Automotive window replacement can be done by the novice if he or she takes their time and has some instruction. It doesn’t require any special knowledge or expensive tools to replace car glass, but it does take patience! Here we will talk about replacing a fixed car glass that is bonded to the car body instead of being set into a removable frame.If you are going to replace car glass that is not set in a frame, then you will basically have to “cut” the old glass out of the car. This procedure requires a few inexpensive tools that are often not in a common tool collection. You need a piece of piano wire to use as a saw, and a couple of inexpensive suction cup handles to lift out the old glass (if it is still in one piece) and to place the new glass into position without touching the edges of the glass.The first step is to remove any molding that goes around the window. Molding can be attached in several different ways. It may be attached with some sort of clips, glued on, or may be just pushed onto a lip on the car body.

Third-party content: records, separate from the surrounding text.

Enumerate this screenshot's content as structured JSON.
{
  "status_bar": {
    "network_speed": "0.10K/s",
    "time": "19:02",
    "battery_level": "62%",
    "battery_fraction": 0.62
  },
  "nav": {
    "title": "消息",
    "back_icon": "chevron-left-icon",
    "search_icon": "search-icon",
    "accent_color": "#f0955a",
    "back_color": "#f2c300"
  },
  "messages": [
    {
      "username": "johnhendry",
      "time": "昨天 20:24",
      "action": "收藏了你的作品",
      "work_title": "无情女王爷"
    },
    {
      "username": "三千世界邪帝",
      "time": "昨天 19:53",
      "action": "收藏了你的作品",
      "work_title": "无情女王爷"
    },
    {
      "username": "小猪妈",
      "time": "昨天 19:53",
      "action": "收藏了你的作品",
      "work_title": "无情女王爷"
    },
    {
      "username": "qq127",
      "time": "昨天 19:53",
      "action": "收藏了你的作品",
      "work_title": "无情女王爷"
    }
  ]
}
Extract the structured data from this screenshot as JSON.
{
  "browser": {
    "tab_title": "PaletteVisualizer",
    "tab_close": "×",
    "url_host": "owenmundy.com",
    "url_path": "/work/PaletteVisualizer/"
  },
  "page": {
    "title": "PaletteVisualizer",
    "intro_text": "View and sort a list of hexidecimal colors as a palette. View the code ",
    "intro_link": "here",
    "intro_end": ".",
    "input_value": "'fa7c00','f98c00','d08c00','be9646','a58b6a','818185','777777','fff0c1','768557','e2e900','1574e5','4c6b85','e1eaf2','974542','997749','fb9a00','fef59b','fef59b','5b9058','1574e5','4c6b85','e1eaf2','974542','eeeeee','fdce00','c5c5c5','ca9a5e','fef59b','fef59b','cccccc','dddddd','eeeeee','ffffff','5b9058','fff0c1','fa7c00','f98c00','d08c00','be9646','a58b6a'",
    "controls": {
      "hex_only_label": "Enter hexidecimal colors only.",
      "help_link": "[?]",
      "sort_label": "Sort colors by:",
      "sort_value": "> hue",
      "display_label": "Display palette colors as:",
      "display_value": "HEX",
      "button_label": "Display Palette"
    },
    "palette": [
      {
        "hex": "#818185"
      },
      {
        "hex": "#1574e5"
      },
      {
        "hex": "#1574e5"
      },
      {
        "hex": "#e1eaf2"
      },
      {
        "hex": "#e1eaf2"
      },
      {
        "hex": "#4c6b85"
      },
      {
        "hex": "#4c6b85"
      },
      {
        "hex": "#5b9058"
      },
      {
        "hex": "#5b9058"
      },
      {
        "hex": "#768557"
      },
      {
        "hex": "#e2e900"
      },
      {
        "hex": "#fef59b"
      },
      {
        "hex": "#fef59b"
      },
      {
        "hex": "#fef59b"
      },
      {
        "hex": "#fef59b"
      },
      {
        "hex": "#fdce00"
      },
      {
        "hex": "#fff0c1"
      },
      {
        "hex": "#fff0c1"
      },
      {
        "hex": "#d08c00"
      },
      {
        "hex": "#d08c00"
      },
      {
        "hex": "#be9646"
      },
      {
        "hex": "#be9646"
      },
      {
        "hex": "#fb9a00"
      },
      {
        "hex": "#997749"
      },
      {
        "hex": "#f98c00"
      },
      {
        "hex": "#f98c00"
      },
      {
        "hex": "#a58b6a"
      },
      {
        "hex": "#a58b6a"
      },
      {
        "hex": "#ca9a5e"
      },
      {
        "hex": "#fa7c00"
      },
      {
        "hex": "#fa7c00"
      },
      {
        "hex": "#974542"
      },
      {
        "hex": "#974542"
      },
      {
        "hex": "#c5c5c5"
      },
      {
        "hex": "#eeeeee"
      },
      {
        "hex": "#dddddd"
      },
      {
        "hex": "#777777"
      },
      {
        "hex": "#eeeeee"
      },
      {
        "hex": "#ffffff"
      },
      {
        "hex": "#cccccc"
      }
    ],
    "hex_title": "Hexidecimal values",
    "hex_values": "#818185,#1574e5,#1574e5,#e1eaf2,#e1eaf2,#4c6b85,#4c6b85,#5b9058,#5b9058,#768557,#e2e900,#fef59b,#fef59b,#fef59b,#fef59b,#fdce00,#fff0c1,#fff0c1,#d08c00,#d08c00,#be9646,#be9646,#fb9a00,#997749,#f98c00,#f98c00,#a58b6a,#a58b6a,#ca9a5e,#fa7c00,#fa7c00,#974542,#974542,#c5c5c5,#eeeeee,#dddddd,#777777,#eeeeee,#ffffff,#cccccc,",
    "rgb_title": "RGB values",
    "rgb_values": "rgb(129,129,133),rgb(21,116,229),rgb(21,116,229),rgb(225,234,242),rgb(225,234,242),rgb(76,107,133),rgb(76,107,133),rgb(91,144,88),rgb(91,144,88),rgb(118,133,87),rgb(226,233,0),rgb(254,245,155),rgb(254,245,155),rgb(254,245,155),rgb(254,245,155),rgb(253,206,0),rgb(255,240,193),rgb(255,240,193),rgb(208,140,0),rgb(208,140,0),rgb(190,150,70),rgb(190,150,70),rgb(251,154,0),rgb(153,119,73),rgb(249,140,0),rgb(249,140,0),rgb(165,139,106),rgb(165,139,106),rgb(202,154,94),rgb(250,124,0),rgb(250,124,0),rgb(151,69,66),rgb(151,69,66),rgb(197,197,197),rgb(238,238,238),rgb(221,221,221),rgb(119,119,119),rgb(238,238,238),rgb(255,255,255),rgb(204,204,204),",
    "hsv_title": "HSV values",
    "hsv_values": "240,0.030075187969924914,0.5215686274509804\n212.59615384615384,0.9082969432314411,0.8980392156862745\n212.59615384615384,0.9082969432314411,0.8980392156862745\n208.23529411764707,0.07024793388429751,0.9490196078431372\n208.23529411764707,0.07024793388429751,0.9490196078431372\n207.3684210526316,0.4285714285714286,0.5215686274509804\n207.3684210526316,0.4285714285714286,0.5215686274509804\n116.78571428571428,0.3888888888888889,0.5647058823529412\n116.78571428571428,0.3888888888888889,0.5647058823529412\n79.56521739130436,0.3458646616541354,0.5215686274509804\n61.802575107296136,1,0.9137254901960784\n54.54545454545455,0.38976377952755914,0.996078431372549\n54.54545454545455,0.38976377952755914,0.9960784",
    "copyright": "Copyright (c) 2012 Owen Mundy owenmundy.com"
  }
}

This is one place where factory service information comes in handy! Some glass is flush-mounted with the exterior surface of the body and does not have any molding to remove. You also may need to remove one or more trim panels inside the car. Before starting to cut out the broken car window, apply tape to the car body all the way around the window to protect the paint. Next, use an awl to create a hole through the adhesive between the glass and the body. Then push a piece of piano wire through the hole, grab a helper to work the other end of the wire, and use a sawing motion to cut the adhesive all the way around the window. Once you have completely sawn all the way around the broken car window, use the suction cup handles to pull the glass out of the car body.That was the easy part! The next step is to remove all the old adhesive from the car body, which isn’t difficult but it can be tedious! Some service manuals instruct you to leave a thin layer of the original adhesive on the car and just smooth it out, but if it is an older vehicle that may not be the best choice. Once you have removed all the old adhesive (or smoothed it out), you will need to clean the surfaces thoroughly using rubbing alcohol or the cleaner specified by the instructions that came with the new adhesive. Then you will need to prepare both the new glass surface and the surface that the new adhesive contacts. Again, follow the instructions for the type of new adhesive you are using. There may be a primer that needs to be applied to the old adhesive, and sometimes a different primer that goes on the glass. Pay attention to any curing times that are specified. Be careful not to touch any of the contact surfaces with your hands, or you could prevent the adhesive from sealing and bonding properly. After prepping both surfaces, apply a bead of adhesive around the edge of the glass as instructed by the service manual and/or the adhesive instructions. You may be instructed to make the bead slightly larger in the corner areas.After the new adhesive has been applied and any recommended curing times have been observed, use the suction cup handles to install the new glass into position. Evenly press the glass into the adhesive until it is fully seated all the way around. Do not disturb the vehicle for several hours according to the adhesive instructions, and then be careful not to slam the doors and or drive on any excessively rough roads for several days until the adhesive has had time to fully bond with both surfaces.That covers the general procedure for auto glass installation. Automotive window replacement can certainly be done by a driver that doesn’t have any experience or training in this area, but some jobs are definitely easier than others! If this procedure doesn’t sound like something you want to tackle yourself, there certainly isn’t any shame in taking your car to an auto glass shop for a replacement, and most shops will even come to your home or workplace to do it for you.